- A Picture (@ work in scrubs- or having fun- NO suits)
The reasons for the first two speak for themselves, the photo on the other hand has a separate agenda. It is an obviously superficial profile of the individual, but it is a direct reflection of reality.
It has absolutely nothing to do with “looks” as much as it does reflect a person’s self image of themselves. You are going to meet your prospective employer at some time- regardless. You just don’t show up to a new job or interview in scrubs, hat and mask.
More often than not, an employer will care less about your appearance as opposed to your ability and how you present yourself. Handsome and pretty- is nice- but doesn’t translate to clinical ability or aptitude.
If you are fat, old, or less than perfect in appearance, chances are you have already compensated in other, more concrete ways, ie; work ethic, education, wit, personality, perfusion “sense”.
So the picture becomes a filter so to speak, and in my opinion will help save both party’s a lot of time and wasted energy (as well as $).
Getting an interview is great, but why go if the instant you meet face to face- there is no connection? This process at least eliminates unrealistic expectations. Does it remove or expose bias? Yes and no. But that is beyond the scope of this dialogue.
The individual who I am referring to wrote a lengthy response that was extremely thoughtful and well written. I posted it on ‘Surfers as a new post of it’s own. It can be seen by clicking here.
Related Posts & Survey Links:
When is Older TOO Old ?

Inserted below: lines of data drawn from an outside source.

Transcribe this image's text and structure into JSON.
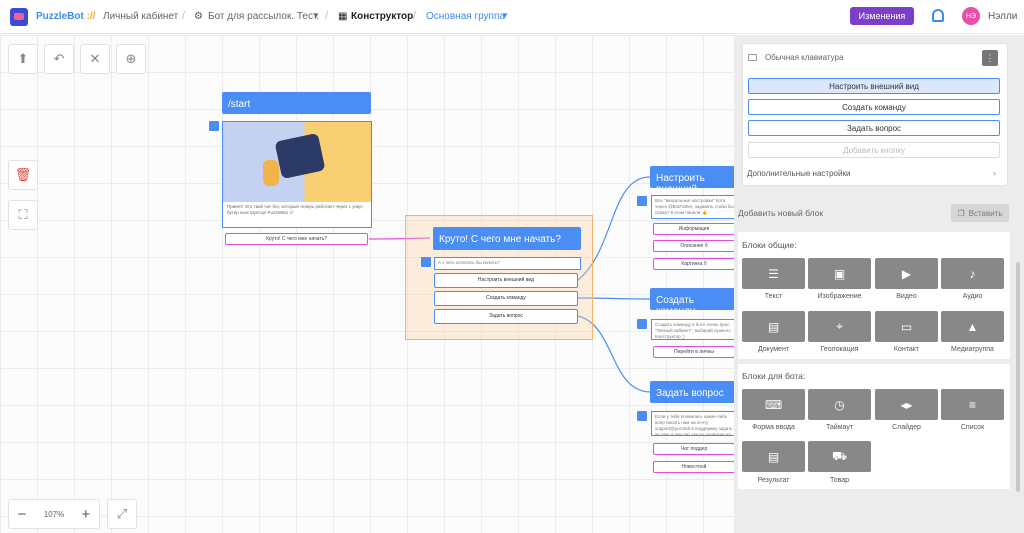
{
  "header": {
    "brand": "PuzzleBot",
    "brand_mark": "://",
    "crumb1": "Личный кабинет",
    "crumb2": "Бот для рассылок. Тест.",
    "crumb3": "Конструктор",
    "crumb4": "Основная группа",
    "changes": "Изменения",
    "avatar": "НЭ",
    "user": "Нэлли"
  },
  "canvas": {
    "zoom": "107%",
    "start_title": "/start",
    "start_text": "Привет! Это твой чат-бот, который теперь работает через с упер-бутер конструктор! PuzzleBot ://",
    "start_button": "Круто! С чего мне начать?",
    "main_title": "Круто! С чего мне начать?",
    "main_text": "А с чего хотелось бы начать?",
    "main_buttons": [
      "Настроить внешний вид",
      "Создать команду",
      "Задать вопрос"
    ],
    "n1_title": "Настроить внешний",
    "n1_text": "Все \"визуальные настройки\" бота через @BotFather, задавать стаби бы свяжут в этом панели 👍",
    "n1_buttons": [
      "Информация",
      "Описание б",
      "Картинка б"
    ],
    "n2_title": "Создать команду",
    "n2_text": "Создать команду в боте очень прос \"Личный кабинет\", выбирай нужного Конструктор :)",
    "n2_buttons": [
      "Перейти в личны"
    ],
    "n3_title": "Задать вопрос",
    "n3_text": "Если у тебя появились какие-либо вопр писать нам на почту support@puzzleb в поддержку задать их там, в учи дет так по подписке на Новостно",
    "n3_buttons": [
      "Чат поддер",
      "Новостной"
    ]
  },
  "panel": {
    "keyboard_title": "Обычная клавиатура",
    "keyboard_buttons": [
      "Настроить внешний вид",
      "Создать команду",
      "Задать вопрос"
    ],
    "add_button": "Добавить кнопку",
    "extra_settings": "Дополнительные настройки",
    "add_block": "Добавить новый блок",
    "paste": "Вставить",
    "common_title": "Блоки общие:",
    "common_blocks": [
      "Текст",
      "Изображение",
      "Видео",
      "Аудио",
      "Документ",
      "Геолокация",
      "Контакт",
      "Медиагруппа"
    ],
    "bot_title": "Блоки для бота:",
    "bot_blocks": [
      "Форма ввода",
      "Таймаут",
      "Слайдер",
      "Список",
      "Результат",
      "Товар"
    ]
  },
  "colors": {
    "accent": "#4a8ef5",
    "pink": "#e14ed6",
    "purple": "#7b3fc9",
    "tile": "#888888"
  }
}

The name Methuselah, or the phrase “old as Methuselah,” is commonly used to refer to any living thing reaching great age. Hence the title, hence the survey.
But age is a sword that cuts both ways in our profession. Is it possible that too old may indeed trump too young?
I honestly feel, that age is not the limiting factor when considering, innate talent, preparation, grace under pressure, and one’s thought process.
Certainly, there are impacts implied by age, that need to be considered, (flexibility, speed), but usually not conditioning or stamina.
Mental acuity is the rapier point to the argument. Are you as sharp as you once were?
The condition of your thought process is more specific to the individual- than the particular decade of life you are living in.
I’ve met more than my share of idiots, and doddering fools. Age was NOT a common denominator for either condition.
I suppose the only true testimonial to how age is valued in our profession is directly measured by compensation. Older, more experienced perfusionists make a higher salary.
Whatever that means.
I talked to a cardiac surgeon about it, and he told me that most of his mentors worked well into their 70’s, and that in his opinion, the primary limiting factor was visual acuity (not being able to see well enough to do your distals).
So the take home message on that is:
If your 70 something and blind- you probably won’t do well on your next interview 🙂
Gainsborough’s Blue Boy, 1770
Too Be Continued… A Survey is to follow ! 🙂